● **DIRECTIONS**:
Whenever a line below includes the string "Crankarm", show it.

**** ENTRIES PROVIDED ****

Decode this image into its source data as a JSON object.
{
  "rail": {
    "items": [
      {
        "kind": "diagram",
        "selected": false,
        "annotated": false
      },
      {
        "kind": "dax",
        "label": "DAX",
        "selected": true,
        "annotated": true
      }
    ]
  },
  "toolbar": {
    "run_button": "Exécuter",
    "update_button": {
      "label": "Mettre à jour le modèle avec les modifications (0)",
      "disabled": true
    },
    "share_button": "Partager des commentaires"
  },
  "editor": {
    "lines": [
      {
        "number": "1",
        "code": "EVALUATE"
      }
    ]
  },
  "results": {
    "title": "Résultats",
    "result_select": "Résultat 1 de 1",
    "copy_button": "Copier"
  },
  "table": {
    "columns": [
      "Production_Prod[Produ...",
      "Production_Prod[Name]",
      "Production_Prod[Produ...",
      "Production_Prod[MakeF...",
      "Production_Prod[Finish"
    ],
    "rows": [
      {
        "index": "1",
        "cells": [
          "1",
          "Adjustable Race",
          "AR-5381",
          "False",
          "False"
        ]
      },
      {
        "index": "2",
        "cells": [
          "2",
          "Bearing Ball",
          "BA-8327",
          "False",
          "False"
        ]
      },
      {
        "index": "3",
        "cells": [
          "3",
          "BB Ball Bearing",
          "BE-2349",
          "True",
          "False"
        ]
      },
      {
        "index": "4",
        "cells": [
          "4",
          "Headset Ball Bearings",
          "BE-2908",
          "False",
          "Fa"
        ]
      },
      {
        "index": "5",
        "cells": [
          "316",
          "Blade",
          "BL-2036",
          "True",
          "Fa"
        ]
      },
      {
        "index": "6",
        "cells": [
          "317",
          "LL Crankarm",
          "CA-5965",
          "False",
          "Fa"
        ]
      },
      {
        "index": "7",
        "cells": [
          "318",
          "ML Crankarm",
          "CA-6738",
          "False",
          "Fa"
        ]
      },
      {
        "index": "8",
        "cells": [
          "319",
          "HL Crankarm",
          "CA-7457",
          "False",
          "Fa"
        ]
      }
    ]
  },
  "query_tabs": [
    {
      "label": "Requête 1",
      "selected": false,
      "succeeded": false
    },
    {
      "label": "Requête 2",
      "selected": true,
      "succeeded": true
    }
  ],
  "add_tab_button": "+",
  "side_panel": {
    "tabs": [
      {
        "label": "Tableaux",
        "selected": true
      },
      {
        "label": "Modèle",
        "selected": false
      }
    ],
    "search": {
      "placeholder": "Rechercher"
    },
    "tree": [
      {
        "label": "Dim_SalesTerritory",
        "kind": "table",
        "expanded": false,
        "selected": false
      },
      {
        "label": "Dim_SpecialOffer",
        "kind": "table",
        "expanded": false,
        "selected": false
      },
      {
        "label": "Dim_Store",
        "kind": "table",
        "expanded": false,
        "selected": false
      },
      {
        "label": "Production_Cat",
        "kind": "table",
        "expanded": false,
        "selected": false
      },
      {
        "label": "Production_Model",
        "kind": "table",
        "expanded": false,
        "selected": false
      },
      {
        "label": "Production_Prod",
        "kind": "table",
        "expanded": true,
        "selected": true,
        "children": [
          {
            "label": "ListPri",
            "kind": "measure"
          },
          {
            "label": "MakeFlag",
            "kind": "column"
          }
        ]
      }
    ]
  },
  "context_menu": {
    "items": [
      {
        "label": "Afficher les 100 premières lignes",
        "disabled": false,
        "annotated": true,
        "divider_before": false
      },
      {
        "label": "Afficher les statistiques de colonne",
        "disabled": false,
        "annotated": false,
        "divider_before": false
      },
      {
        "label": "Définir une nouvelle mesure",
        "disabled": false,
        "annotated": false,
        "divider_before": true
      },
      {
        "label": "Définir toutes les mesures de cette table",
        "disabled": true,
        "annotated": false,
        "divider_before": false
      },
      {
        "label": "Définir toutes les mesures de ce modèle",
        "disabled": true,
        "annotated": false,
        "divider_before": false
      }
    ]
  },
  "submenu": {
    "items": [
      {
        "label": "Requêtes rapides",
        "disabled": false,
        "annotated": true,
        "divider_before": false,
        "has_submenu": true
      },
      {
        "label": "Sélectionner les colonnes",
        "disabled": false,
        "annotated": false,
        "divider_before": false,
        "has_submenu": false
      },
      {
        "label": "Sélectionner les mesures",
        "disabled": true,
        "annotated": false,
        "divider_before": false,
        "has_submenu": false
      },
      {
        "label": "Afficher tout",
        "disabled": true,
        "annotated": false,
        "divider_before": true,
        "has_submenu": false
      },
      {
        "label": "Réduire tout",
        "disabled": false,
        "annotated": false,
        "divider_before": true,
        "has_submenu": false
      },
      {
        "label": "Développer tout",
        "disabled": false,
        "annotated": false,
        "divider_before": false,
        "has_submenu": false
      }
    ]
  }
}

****

● **RESULT BELOW**:
          "LL Crankarm",
          "ML Crankarm",
          "HL Crankarm",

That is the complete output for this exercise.